— ENTRIES SUPPLIED —
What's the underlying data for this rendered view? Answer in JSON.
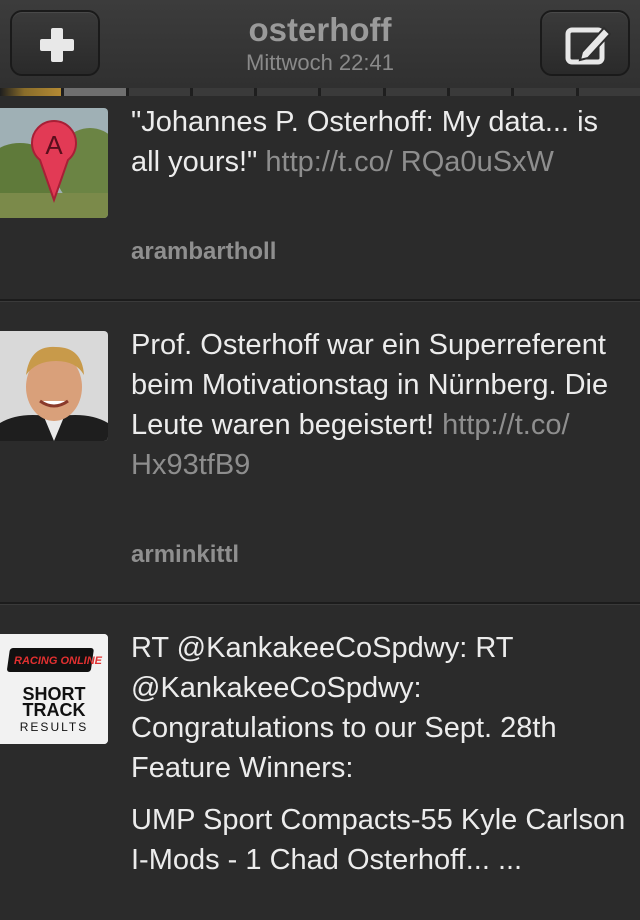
{
  "header": {
    "title": "osterhoff",
    "subtitle": "Mittwoch 22:41",
    "left_icon": "plus-icon",
    "right_icon": "compose-icon"
  },
  "tweets": [
    {
      "text": "\"Johannes P. Osterhoff: My data... is all yours!\" ",
      "link": "http://t.co/ RQa0uSxW",
      "user": "arambartholl",
      "avatar": "map-pin-avatar",
      "avatar_letter": "A"
    },
    {
      "text": "Prof. Osterhoff war ein Superreferent beim Motivationstag in Nürnberg. Die Leute waren begeistert! ",
      "link": "http://t.co/ Hx93tfB9",
      "user": "arminkittl",
      "avatar": "portrait-avatar"
    },
    {
      "text": "RT @KankakeeCoSpdwy: RT @KankakeeCoSpdwy: Congratulations to our Sept. 28th Feature Winners:",
      "text2": "UMP Sport Compacts-55 Kyle Carlson",
      "text3": "I-Mods - 1 Chad Osterhoff... ...",
      "user": "",
      "avatar": "short-track-results-logo",
      "logo_top": "RACING ONLINE",
      "logo_line1": "SHORT",
      "logo_line2": "TRACK",
      "logo_line3": "RESULTS"
    }
  ],
  "colors": {
    "background": "#2b2b2b",
    "text": "#ececec",
    "link": "#8e8e8e",
    "username": "#8f8f8f"
  }
}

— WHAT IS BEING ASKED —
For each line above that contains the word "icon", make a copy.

— RESPONSE —
    "left_icon": "plus-icon",
    "right_icon": "compose-icon"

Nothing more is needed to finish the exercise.